(Beginning of Supplied records)
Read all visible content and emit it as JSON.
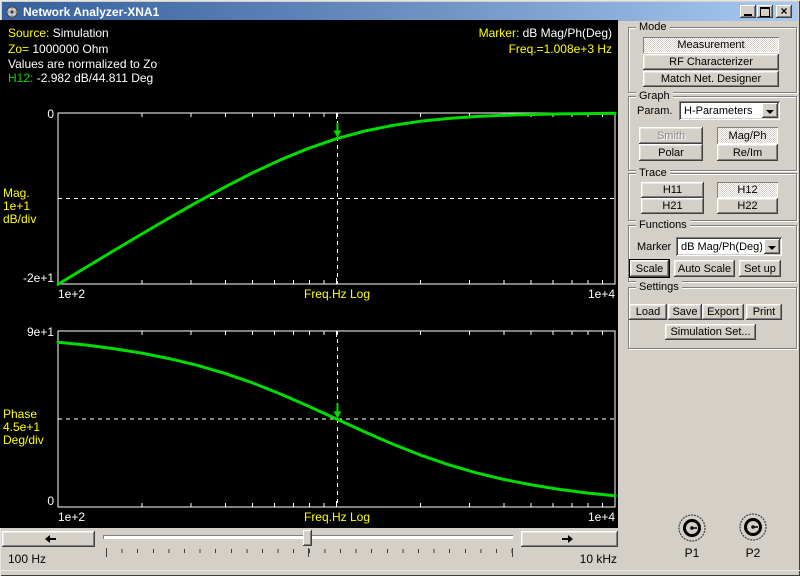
{
  "window": {
    "title": "Network Analyzer-XNA1"
  },
  "readout": {
    "source_label": "Source:",
    "source_value": "Simulation",
    "zo_label": "Zo=",
    "zo_value": "1000000 Ohm",
    "normalize_note": "Values are normalized to Zo",
    "trace_label": "H12:",
    "trace_value": "-2.982 dB/44.811 Deg",
    "marker_label": "Marker:",
    "marker_value": "dB Mag/Ph(Deg)",
    "marker_freq": "Freq.=1.008e+3 Hz"
  },
  "chart_data": [
    {
      "type": "line",
      "name": "H12 magnitude",
      "x_scale": "log",
      "x_range": [
        100,
        10000
      ],
      "y_range": [
        -20,
        0
      ],
      "x_label_left": "1e+2",
      "x_label_center": "Freq.Hz Log",
      "x_label_right": "1e+4",
      "y_label_top": "0",
      "y_label_bottom": "-2e+1",
      "axis_unit_lines": [
        "Mag.",
        "1e+1",
        "dB/div"
      ],
      "x": [
        100,
        126,
        158,
        200,
        251,
        316,
        398,
        501,
        631,
        794,
        1000,
        1259,
        1585,
        1995,
        2512,
        3162,
        3981,
        5012,
        6310,
        7943,
        10000
      ],
      "y": [
        -20.04,
        -18.06,
        -16.13,
        -14.15,
        -12.27,
        -10.42,
        -8.64,
        -6.98,
        -5.46,
        -4.13,
        -3.01,
        -2.12,
        -1.46,
        -0.97,
        -0.64,
        -0.41,
        -0.27,
        -0.17,
        -0.11,
        -0.07,
        -0.04
      ],
      "marker": {
        "x": 1008,
        "y": -2.982
      },
      "color": "#00dc00",
      "grid": "dashed-midline"
    },
    {
      "type": "line",
      "name": "H12 phase",
      "x_scale": "log",
      "x_range": [
        100,
        10000
      ],
      "y_range": [
        0,
        90
      ],
      "x_label_left": "1e+2",
      "x_label_center": "Freq.Hz Log",
      "x_label_right": "1e+4",
      "y_label_top": "9e+1",
      "y_label_bottom": "0",
      "axis_unit_lines": [
        "Phase",
        "4.5e+1",
        "Deg/div"
      ],
      "x": [
        100,
        126,
        158,
        200,
        251,
        316,
        398,
        501,
        631,
        794,
        1000,
        1259,
        1585,
        1995,
        2512,
        3162,
        3981,
        5012,
        6310,
        7943,
        10000
      ],
      "y": [
        84.29,
        82.82,
        81.02,
        78.69,
        75.91,
        72.47,
        68.31,
        63.39,
        57.75,
        51.55,
        45.0,
        38.45,
        32.25,
        26.63,
        21.71,
        17.54,
        14.1,
        11.28,
        9.01,
        7.17,
        5.71
      ],
      "marker": {
        "x": 1008,
        "y": 44.811
      },
      "color": "#00dc00",
      "grid": "dashed-midline"
    }
  ],
  "panel": {
    "mode": {
      "label": "Mode",
      "buttons": [
        {
          "label": "Measurement",
          "state": "selected"
        },
        {
          "label": "RF Characterizer",
          "state": "normal"
        },
        {
          "label": "Match Net. Designer",
          "state": "normal"
        }
      ]
    },
    "graph": {
      "label": "Graph",
      "param_label": "Param.",
      "param_value": "H-Parameters",
      "buttons": [
        {
          "label": "Smith",
          "state": "disabled"
        },
        {
          "label": "Mag/Ph",
          "state": "selected"
        },
        {
          "label": "Polar",
          "state": "normal"
        },
        {
          "label": "Re/Im",
          "state": "normal"
        }
      ]
    },
    "trace": {
      "label": "Trace",
      "buttons": [
        {
          "label": "H11",
          "state": "normal"
        },
        {
          "label": "H12",
          "state": "selected"
        },
        {
          "label": "H21",
          "state": "normal"
        },
        {
          "label": "H22",
          "state": "normal"
        }
      ]
    },
    "functions": {
      "label": "Functions",
      "marker_label": "Marker",
      "marker_value": "dB Mag/Ph(Deg)",
      "buttons": [
        "Scale",
        "Auto Scale",
        "Set up"
      ]
    },
    "settings": {
      "label": "Settings",
      "buttons": [
        "Load",
        "Save",
        "Export",
        "Print"
      ],
      "sim_button": "Simulation Set..."
    }
  },
  "freq_bar": {
    "min_label": "100 Hz",
    "max_label": "10 kHz"
  },
  "ports": {
    "p1": "P1",
    "p2": "P2"
  },
  "colors": {
    "trace_green": "#00dc00",
    "label_yellow": "#ffff00",
    "plot_bg": "#000000",
    "panel_gray": "#d4d0c8",
    "titlebar_left": "#35609d",
    "titlebar_right": "#a9c9f1"
  }
}
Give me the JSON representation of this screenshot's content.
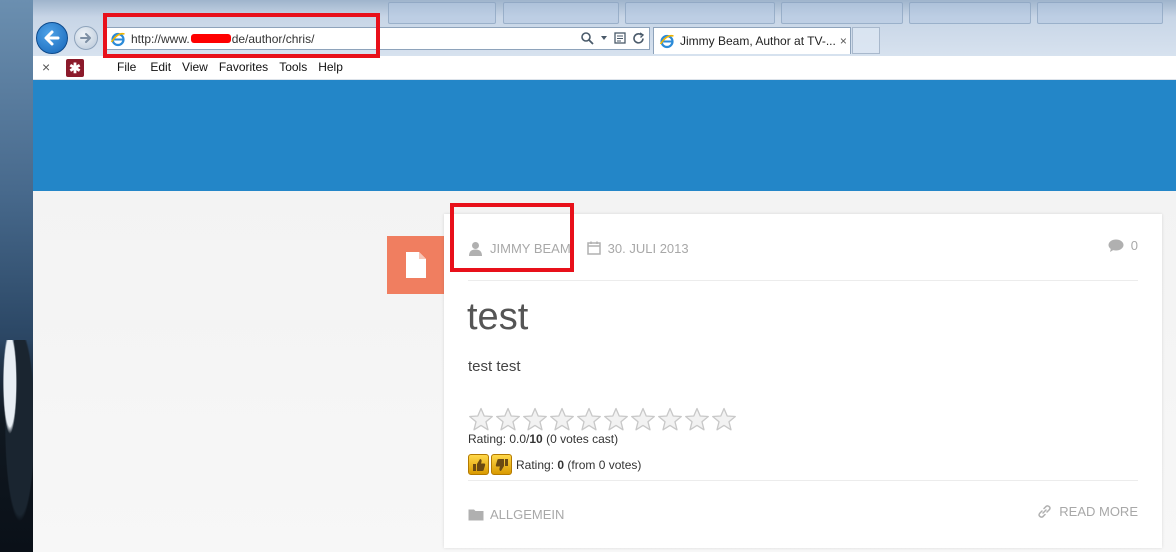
{
  "browser": {
    "url_prefix": "http://www.",
    "url_suffix": "de/author/chris/",
    "tab_title": "Jimmy Beam, Author at TV-...",
    "tab_close": "×",
    "menu_close": "×",
    "menu": [
      "File",
      "Edit",
      "View",
      "Favorites",
      "Tools",
      "Help"
    ]
  },
  "post": {
    "author": "JIMMY BEAM",
    "date": "30. JULI 2013",
    "comment_count": "0",
    "title": "test",
    "excerpt": "test test",
    "stars_total": 10,
    "rating_prefix": "Rating: 0.0/",
    "rating_max": "10",
    "rating_suffix": " (0 votes cast)",
    "thumbs_prefix": "Rating: ",
    "thumbs_value": "0",
    "thumbs_suffix": " (from 0 votes)",
    "category": "ALLGEMEIN",
    "read_more": "READ MORE"
  },
  "colors": {
    "hero": "#2386c8",
    "badge": "#f07e60",
    "annotation": "#e8101a"
  },
  "icons": [
    "back-arrow-icon",
    "forward-arrow-icon",
    "ie-icon",
    "search-icon",
    "refresh-icon",
    "user-icon",
    "calendar-icon",
    "comment-icon",
    "document-icon",
    "star-icon",
    "thumbs-up-icon",
    "thumbs-down-icon",
    "folder-icon",
    "link-icon"
  ]
}
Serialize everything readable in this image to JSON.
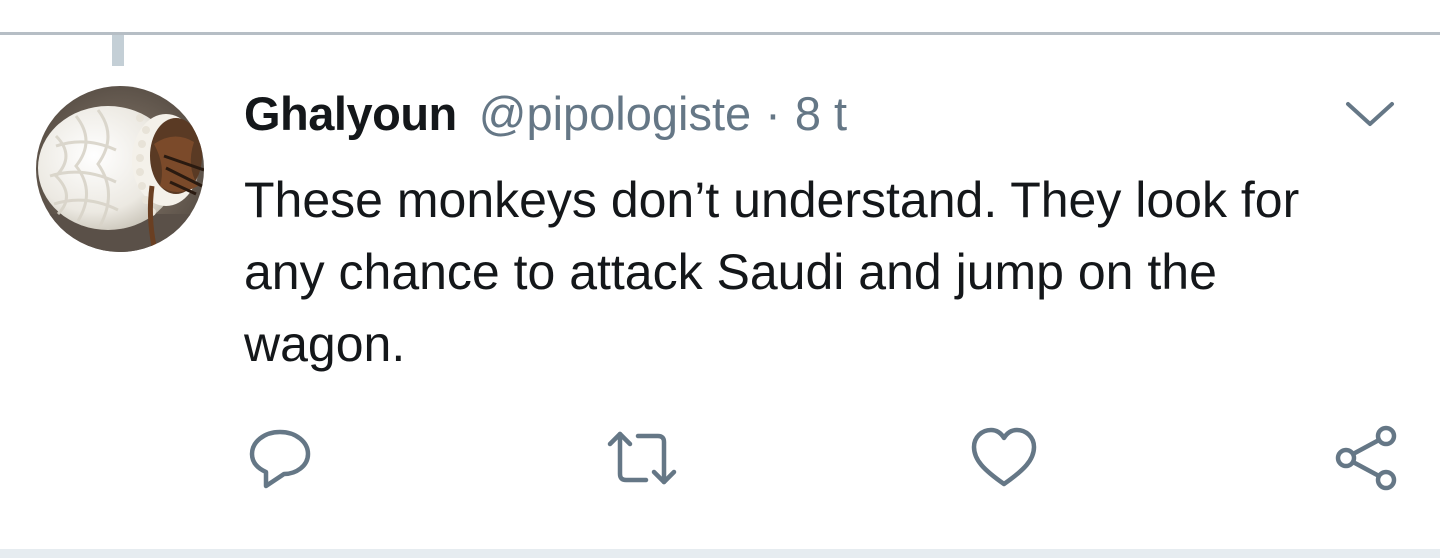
{
  "tweet": {
    "display_name": "Ghalyoun",
    "handle": "@pipologiste",
    "separator": "·",
    "time": "8 t",
    "text": "These monkeys don’t understand. They look for any chance to attack Saudi and jump on the wagon."
  },
  "actions": {
    "reply_icon": "reply-icon",
    "retweet_icon": "retweet-icon",
    "like_icon": "heart-icon",
    "share_icon": "share-icon",
    "menu_icon": "chevron-down-icon"
  },
  "colors": {
    "text_primary": "#14171a",
    "text_secondary": "#657786",
    "divider": "#b6bec5",
    "thread_line": "#c4cfd6"
  }
}
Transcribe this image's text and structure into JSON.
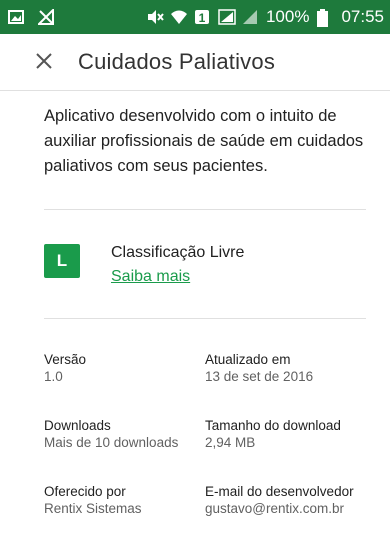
{
  "status_bar": {
    "battery_text": "100%",
    "time": "07:55"
  },
  "app_bar": {
    "title": "Cuidados Paliativos"
  },
  "description": "Aplicativo desenvolvido com o intuito de auxiliar profissionais de saúde em cuidados paliativos com seus pacientes.",
  "rating": {
    "badge_letter": "L",
    "title": "Classificação Livre",
    "link": "Saiba mais",
    "badge_color": "#1a9b4b"
  },
  "info": {
    "version_label": "Versão",
    "version_value": "1.0",
    "updated_label": "Atualizado em",
    "updated_value": "13 de set de 2016",
    "downloads_label": "Downloads",
    "downloads_value": "Mais de 10 downloads",
    "size_label": "Tamanho do download",
    "size_value": "2,94 MB",
    "offered_label": "Oferecido por",
    "offered_value": "Rentix Sistemas",
    "email_label": "E-mail do desenvolvedor",
    "email_value": "gustavo@rentix.com.br"
  },
  "colors": {
    "status_bar": "#1e7a3c",
    "accent": "#1a9b4b"
  },
  "icons": [
    "image-notification-icon",
    "signal-off-icon",
    "mute-icon",
    "wifi-icon",
    "sim-1-icon",
    "signal-icon",
    "battery-icon",
    "close-icon"
  ]
}
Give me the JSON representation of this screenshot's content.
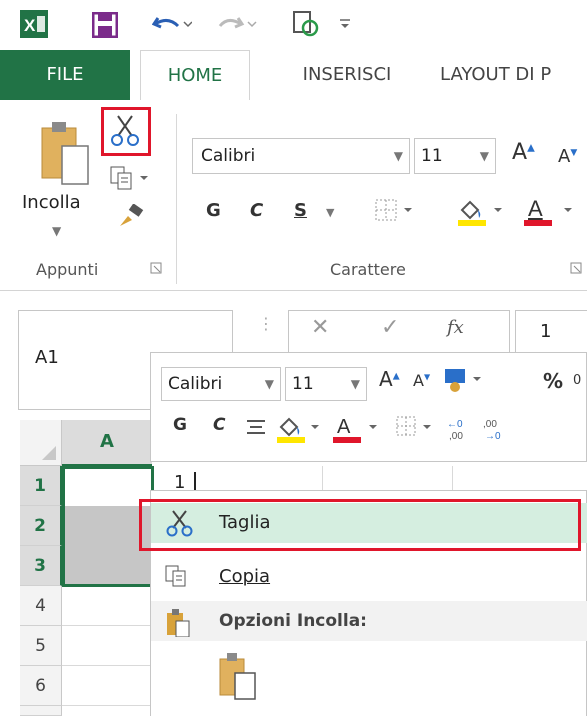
{
  "colors": {
    "accent": "#217346",
    "highlight": "#d5eee0",
    "callout": "#e0162b"
  },
  "qat": {
    "icons": [
      "excel-logo-icon",
      "save-icon",
      "undo-icon",
      "redo-icon",
      "touch-mode-icon",
      "customize-icon"
    ]
  },
  "tabs": [
    "FILE",
    "HOME",
    "INSERISCI",
    "LAYOUT DI P"
  ],
  "ribbon": {
    "clipboard": {
      "paste_label": "Incolla",
      "group_label": "Appunti"
    },
    "font": {
      "name": "Calibri",
      "size": "11",
      "bold": "G",
      "italic": "C",
      "underline": "S",
      "group_label": "Carattere"
    }
  },
  "formula_bar": {
    "name_box": "A1",
    "fx": "fx",
    "value": "1"
  },
  "mini_toolbar": {
    "font": "Calibri",
    "size": "11",
    "bold": "G",
    "italic": "C",
    "percent": "%",
    "zero": "0"
  },
  "grid": {
    "column": "A",
    "rows": [
      "1",
      "2",
      "3",
      "4",
      "5",
      "6"
    ],
    "a1_value": "1"
  },
  "context_menu": {
    "items": [
      {
        "label": "Taglia",
        "icon": "scissors-icon"
      },
      {
        "label": "Copia",
        "icon": "copy-icon"
      }
    ],
    "section": "Opzioni Incolla:"
  }
}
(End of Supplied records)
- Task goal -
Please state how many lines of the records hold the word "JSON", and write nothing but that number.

- Written response -
5